__PROBLEM REQUIREMENTS__
This task calls for copying every line in the data below that contains the word "Enter".
----------
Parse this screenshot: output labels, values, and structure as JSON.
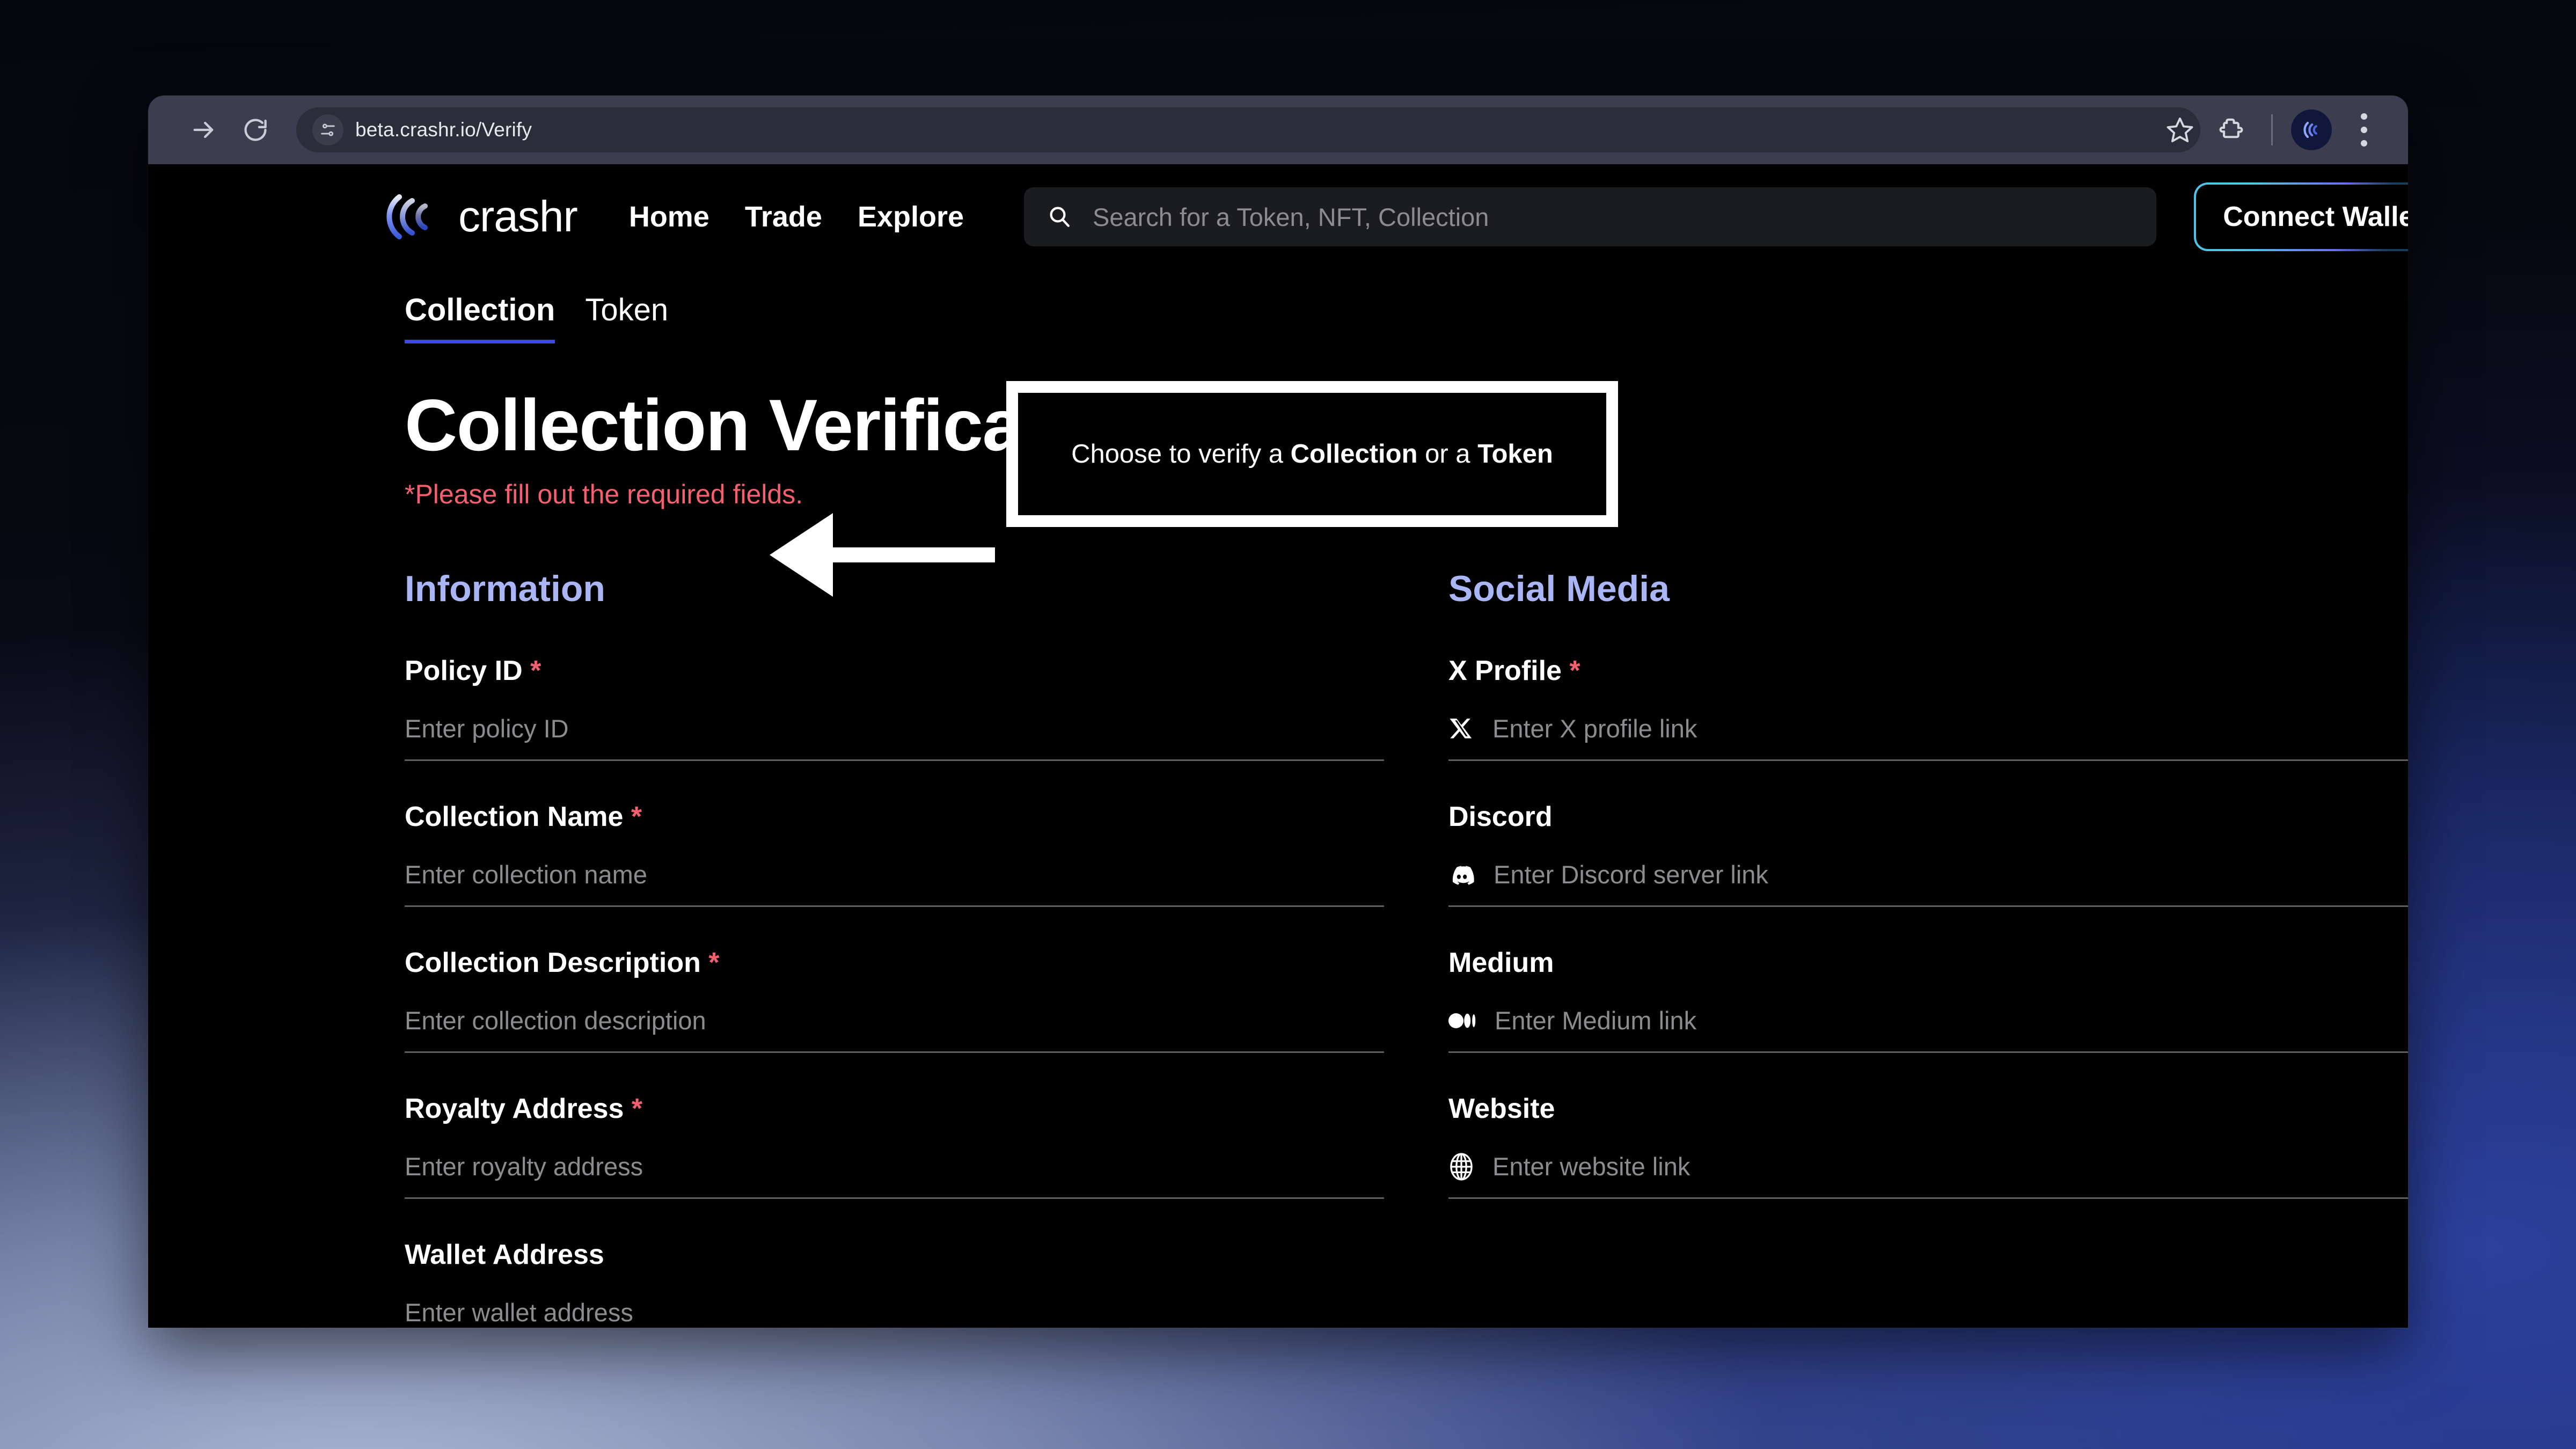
{
  "browser": {
    "url": "beta.crashr.io/Verify",
    "forward_tooltip": "Forward",
    "reload_tooltip": "Reload",
    "site_info_tooltip": "View site information",
    "bookmark_tooltip": "Bookmark this tab",
    "extensions_tooltip": "Extensions",
    "profile_tooltip": "Profile",
    "menu_tooltip": "Customize and control Chrome"
  },
  "header": {
    "brand": "crashr",
    "nav": [
      {
        "label": "Home"
      },
      {
        "label": "Trade"
      },
      {
        "label": "Explore"
      }
    ],
    "search": {
      "placeholder": "Search for a Token, NFT, Collection"
    },
    "connect_wallet": "Connect Wallet"
  },
  "tabs": [
    {
      "label": "Collection",
      "active": true
    },
    {
      "label": "Token",
      "active": false
    }
  ],
  "annotation": {
    "prefix": "Choose to verify a ",
    "bold1": "Collection",
    "middle": " or a ",
    "bold2": "Token"
  },
  "page": {
    "title": "Collection Verification Application",
    "required_note": "*Please fill out the required fields."
  },
  "information": {
    "section_title": "Information",
    "fields": [
      {
        "label": "Policy ID",
        "required": true,
        "placeholder": "Enter policy ID",
        "icon": null
      },
      {
        "label": "Collection Name",
        "required": true,
        "placeholder": "Enter collection name",
        "icon": null
      },
      {
        "label": "Collection Description",
        "required": true,
        "placeholder": "Enter collection description",
        "icon": null
      },
      {
        "label": "Royalty Address",
        "required": true,
        "placeholder": "Enter royalty address",
        "icon": null
      },
      {
        "label": "Wallet Address",
        "required": false,
        "placeholder": "Enter wallet address",
        "icon": null
      }
    ]
  },
  "social_media": {
    "section_title": "Social Media",
    "fields": [
      {
        "label": "X Profile",
        "required": true,
        "placeholder": "Enter X profile link",
        "icon": "x-logo-icon"
      },
      {
        "label": "Discord",
        "required": false,
        "placeholder": "Enter Discord server link",
        "icon": "discord-logo-icon"
      },
      {
        "label": "Medium",
        "required": false,
        "placeholder": "Enter Medium link",
        "icon": "medium-logo-icon"
      },
      {
        "label": "Website",
        "required": false,
        "placeholder": "Enter website link",
        "icon": "globe-icon"
      }
    ]
  },
  "colors": {
    "accent_blue": "#3b49df",
    "section_heading": "#a9b5f5",
    "required_red": "#f4606e",
    "page_background": "#000000",
    "toolbar": "#3c3e50"
  }
}
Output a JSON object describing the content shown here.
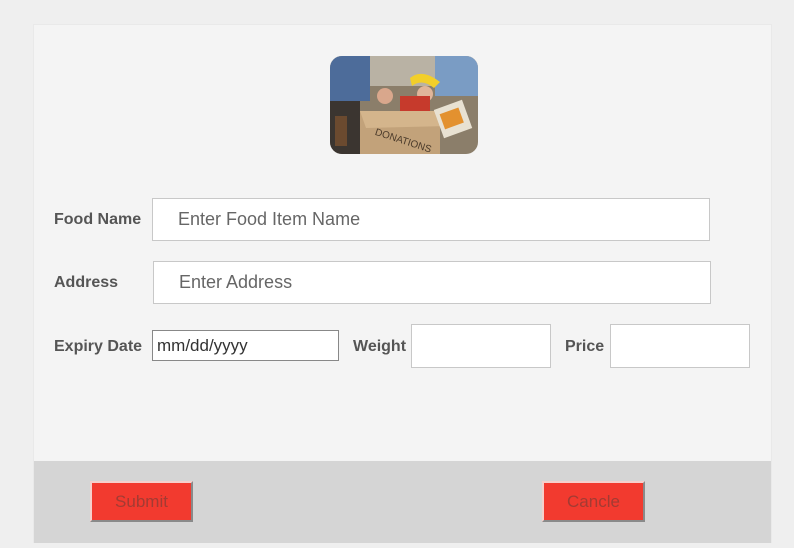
{
  "form": {
    "photo_alt": "Donations box with food items",
    "photo_box_text": "DONATIONS",
    "food_name": {
      "label": "Food Name",
      "placeholder": "Enter Food Item Name",
      "value": ""
    },
    "address": {
      "label": "Address",
      "placeholder": "Enter Address",
      "value": ""
    },
    "expiry_date": {
      "label": "Expiry Date",
      "placeholder": "mm/dd/yyyy",
      "value": ""
    },
    "weight": {
      "label": "Weight",
      "value": ""
    },
    "price": {
      "label": "Price",
      "value": ""
    }
  },
  "actions": {
    "submit_label": "Submit",
    "cancel_label": "Cancle"
  },
  "colors": {
    "button_bg": "#f23a2f",
    "button_text": "#a33b33",
    "footer_bg": "#d5d5d5",
    "card_bg": "#f4f4f4"
  }
}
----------
__RESPONSE TO THE TASK__
        "placeholder": "Enter policy ID",
        "placeholder": "Enter collection name",
        "placeholder": "Enter collection description",
        "placeholder": "Enter royalty address",
        "placeholder": "Enter wallet address",
        "placeholder": "Enter X profile link",
        "placeholder": "Enter Discord server link",
        "placeholder": "Enter Medium link",
        "placeholder": "Enter website link",
      "placeholder": "Enter Food Item Name",
      "placeholder": "Enter Address",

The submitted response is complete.